How do I start? Where do I start? Your ending was also a beginning of sorts. The three of us died that day with you. After that day, it was painful to see groups of three, families of three. I avoided them at all costs. Of course your death was unlike ours. Yours was brutal, shocking and final.
Lucas and I couldn’t survive such a death, but somehow we were still here after it all. How was it possible to be still here after you left in such a way? How was I still here? I would often marvel at the fact that I was still here. But I wasn’t really here, there…. Gatita (as you used to call me) died that day too and the person that continued, the person who writes this blog, was forcefully born out of your tragic ending. This Maria has certain superhuman powers because she has lost so much. She no longer fears certain things. When faced with such tragedy and you survive, you develop an instinct to not give a shit about the little things and you concentrate on what is important

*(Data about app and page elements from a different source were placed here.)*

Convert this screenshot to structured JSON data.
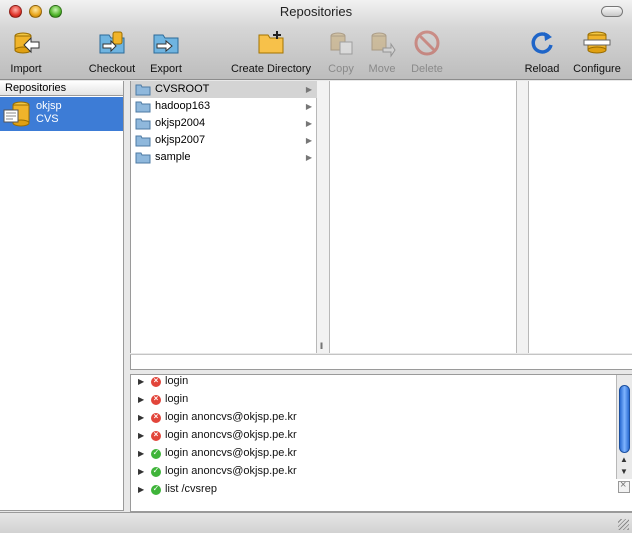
{
  "window": {
    "title": "Repositories"
  },
  "toolbar": {
    "import": "Import",
    "checkout": "Checkout",
    "export": "Export",
    "create_directory": "Create Directory",
    "copy": "Copy",
    "move": "Move",
    "delete": "Delete",
    "reload": "Reload",
    "configure": "Configure"
  },
  "sidebar": {
    "header": "Repositories",
    "items": [
      {
        "name": "okjsp",
        "type": "CVS"
      }
    ]
  },
  "browser": {
    "directories": [
      {
        "name": "CVSROOT",
        "selected": true
      },
      {
        "name": "hadoop163"
      },
      {
        "name": "okjsp2004"
      },
      {
        "name": "okjsp2007"
      },
      {
        "name": "sample"
      }
    ],
    "column_handle": "ll"
  },
  "log": {
    "entries": [
      {
        "status": "error",
        "text": "login"
      },
      {
        "status": "error",
        "text": "login"
      },
      {
        "status": "error",
        "text": "login anoncvs@okjsp.pe.kr"
      },
      {
        "status": "error",
        "text": "login anoncvs@okjsp.pe.kr"
      },
      {
        "status": "ok",
        "text": "login anoncvs@okjsp.pe.kr"
      },
      {
        "status": "ok",
        "text": "login anoncvs@okjsp.pe.kr"
      },
      {
        "status": "ok",
        "text": "list /cvsrep"
      }
    ]
  },
  "colors": {
    "selection": "#3d7cd6",
    "error": "#e2453a",
    "ok": "#3fb43a"
  }
}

The physicality of your absence was the hardest part to reconcile with. The heaviness, the way that time stops for the griever. “stop all the clocks, cut off the telephones” cries Auden’s lyrical voice. Auden’s grief manifests in a demand for the cessation of all time, activity. Nothing must continue because how could life continue when the person that you went through time with has now ceased to be in time? They are no longer in space and time, but you still persist. The silence that persisted, reminding me of the weight of your death, was often times unbearable. My questions were greeted with the sound of nothing: the void of death waiting for me every morning. And I think of Antonio Machado:
Una noche de verano
—estaba abierto el balcón
Y la puerta de mi casa—
la muerte en mi casa entró…
Silenciosa y sin mirarme….
¿Qué has hecho?
la muerte no respondió.
Perhaps the hardest part is the silence; the unanswered questions. The persistence of silence becomes a daily torture. I remember from very early in my grief process the need to fill the silence with noise, music, friends, anything. The silence of your absence tortured me.
Today, after years of processing my grief, sometimes the silence is welcomed (I have come a long way). And so today, I am here making this movie in an attempt to answer the unanswerable questions, to fill that void posed by death with answers or at least to fill the void with the beautiful parts of you and I will make a picture out of the fragments as a means to combat the void left behind in your absence.
(Excepts from my notebook: “At night, the solitude creeps up on me out of the darkness and taps me on the shoulder with a memory I thought I had buried deep.”)